------ Source material ------
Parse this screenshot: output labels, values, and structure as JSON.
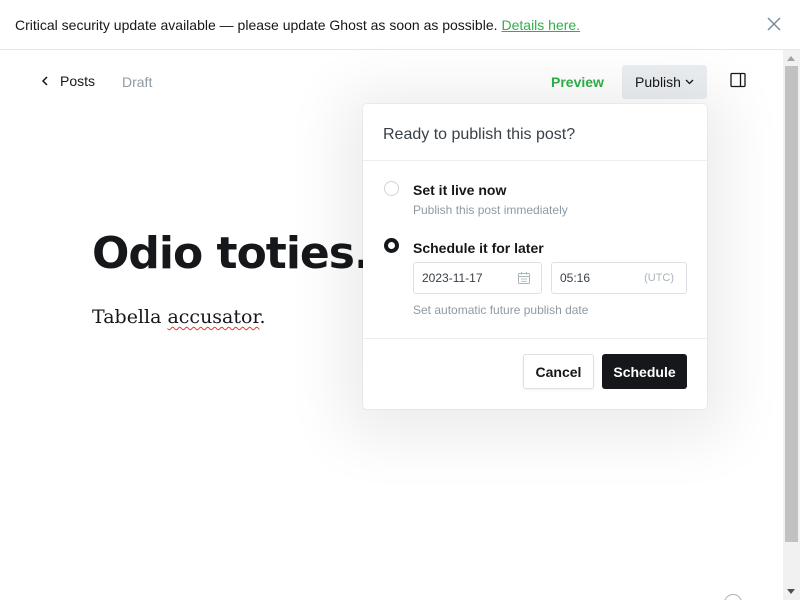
{
  "banner": {
    "message": "Critical security update available — please update Ghost as soon as possible.",
    "link_text": "Details here."
  },
  "header": {
    "back_label": "Posts",
    "status": "Draft",
    "preview_label": "Preview",
    "publish_label": "Publish"
  },
  "post": {
    "title": "Odio toties.",
    "body_prefix": "Tabella ",
    "body_misspelled": "accusator",
    "body_suffix": "."
  },
  "publish_menu": {
    "title": "Ready to publish this post?",
    "options": [
      {
        "label": "Set it live now",
        "description": "Publish this post immediately",
        "selected": false
      },
      {
        "label": "Schedule it for later",
        "description": "Set automatic future publish date",
        "selected": true
      }
    ],
    "date_value": "2023-11-17",
    "time_value": "05:16",
    "timezone": "(UTC)",
    "cancel_label": "Cancel",
    "schedule_label": "Schedule"
  },
  "colors": {
    "accent_green": "#30b04a",
    "dark": "#15171a",
    "muted": "#8e9aa3"
  }
}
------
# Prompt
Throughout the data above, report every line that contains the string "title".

# Output for this exercise
    "title": "Odio toties.",
    "title": "Ready to publish this post?",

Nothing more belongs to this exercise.